Yahoo Finance - is a fabulous research resource for finding out all kinds of useful things about publicly-held companies (those with shares of ownership - stock - sold on a stock exchange, like the NYSE) and look for MORE information:
- Find the "ticker" symbol (abbreviation of the company name associated with the stock market - like you see in the WSJ, and other, daily stock sales reports).
- Look at the stock's performance - going up or down? Trend?
- Click on "Headlines" under the "News & Info" in the left column - what's happening in that industry according to the press? Is the industry doing well over all or poorly or ??? Where does this company fit into that picture?
- Click on "Company Events" under "News & Info" in the left column - see what's scheduled and what's been happening in the company.
- Click on "Profile" under "Company" in the left column - get a summary of the company's history, position, strengths and weaknesses, industry, number of employees, names of the executives, plus links to other information
- Click on "Competitors" under "Company" in the left column to get an overview of the industry and competition. Then click on the competitors' ticker symbol to see the Yahoo Finance data on the competitors.

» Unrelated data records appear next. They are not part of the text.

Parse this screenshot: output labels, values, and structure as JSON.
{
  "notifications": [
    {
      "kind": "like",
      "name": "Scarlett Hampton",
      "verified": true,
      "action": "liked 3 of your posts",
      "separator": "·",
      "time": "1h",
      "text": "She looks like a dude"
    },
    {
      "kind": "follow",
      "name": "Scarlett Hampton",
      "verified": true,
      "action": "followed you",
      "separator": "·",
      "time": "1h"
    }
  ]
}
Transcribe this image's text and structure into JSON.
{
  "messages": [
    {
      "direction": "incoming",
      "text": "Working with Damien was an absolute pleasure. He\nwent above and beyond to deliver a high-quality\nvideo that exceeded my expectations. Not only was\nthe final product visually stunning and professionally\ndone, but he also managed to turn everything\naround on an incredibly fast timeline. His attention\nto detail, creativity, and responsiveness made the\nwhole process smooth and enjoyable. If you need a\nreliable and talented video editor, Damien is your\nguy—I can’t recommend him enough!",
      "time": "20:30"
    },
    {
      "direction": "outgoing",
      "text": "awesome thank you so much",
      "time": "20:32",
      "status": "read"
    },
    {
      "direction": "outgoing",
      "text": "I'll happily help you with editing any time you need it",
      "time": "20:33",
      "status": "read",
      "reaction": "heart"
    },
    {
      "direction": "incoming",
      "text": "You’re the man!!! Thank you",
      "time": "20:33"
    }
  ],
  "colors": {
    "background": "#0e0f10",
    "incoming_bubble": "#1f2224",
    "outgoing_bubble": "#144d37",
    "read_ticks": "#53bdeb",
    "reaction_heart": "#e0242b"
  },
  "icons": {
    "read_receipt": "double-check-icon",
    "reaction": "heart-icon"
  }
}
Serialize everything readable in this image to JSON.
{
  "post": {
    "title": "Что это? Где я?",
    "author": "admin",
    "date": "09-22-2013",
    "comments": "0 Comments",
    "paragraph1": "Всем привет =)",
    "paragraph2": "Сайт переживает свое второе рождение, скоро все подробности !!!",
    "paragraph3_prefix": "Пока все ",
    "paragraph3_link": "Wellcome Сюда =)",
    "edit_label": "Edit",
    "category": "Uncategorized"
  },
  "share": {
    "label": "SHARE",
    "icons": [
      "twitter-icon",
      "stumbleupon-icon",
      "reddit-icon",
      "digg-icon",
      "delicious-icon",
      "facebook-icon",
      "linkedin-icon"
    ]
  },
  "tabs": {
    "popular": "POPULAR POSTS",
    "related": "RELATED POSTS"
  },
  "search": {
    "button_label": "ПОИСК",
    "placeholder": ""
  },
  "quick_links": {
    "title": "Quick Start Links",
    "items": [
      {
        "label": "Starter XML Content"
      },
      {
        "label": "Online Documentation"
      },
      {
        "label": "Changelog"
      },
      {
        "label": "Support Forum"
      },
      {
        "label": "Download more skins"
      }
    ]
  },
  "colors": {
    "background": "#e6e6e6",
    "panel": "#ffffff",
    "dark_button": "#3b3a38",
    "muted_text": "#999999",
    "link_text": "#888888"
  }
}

VERY IMPORTANT!
- Click on "Analyst Opinion" under "Analyst Coverage" in the left column to see what the STOCK analysts are saying about the company and how strong they think it is.
- Click on the "Analyst Estimates" under "analyst Coverage" to see how well the stock analysts think the company is going to do, particulaly based on EPS (Earnings Per Share). Up forecast or down?
If you have the time and the energy (and hopefully you do), do the same kind of research on their major competitors (according to Yahoo Finance and any other material you might have seen). Know how this potential employer ranks in their industry, and what their advantages may be over their competition. You should also know their weaknesses if you can figure that out, but be careful about sharing anything negative during the interview.
So, going in knowing a great deal about them and their company will impress them with your interest in working there - be sure to make reference to things you learned in your research. Also mention your visit to the company Website.
This interview is a 2-way street - you are interviewing them to see if you want to work for that company, with those people, in that environment. They may not meet YOUR requirements.
AFTER the Interview - The Thank You Notes
BE SURE to pick up a business card from each person you met (or note their name carefully), and then write a unique thank you note to each person immediately after the interview. With a company this size, it's probably best to ask the HR person the best way to contact them (e-mail or hand-written and snail-mailed). DON'T FORGET TO SEND THE THANK YOU'S IMMEDIATELY! IT IS A *MAJOR* DIFFERENTIATOR FOR YOU (if received)!
Thank them for taking the time to speak with you. Remind them, gently, of some aspect of your experience or skill set that seemed most important to them. AND, if there is something you didn't handle particularly well, try to reframe the topic and recover. [More on Thank You Notes in a job search.]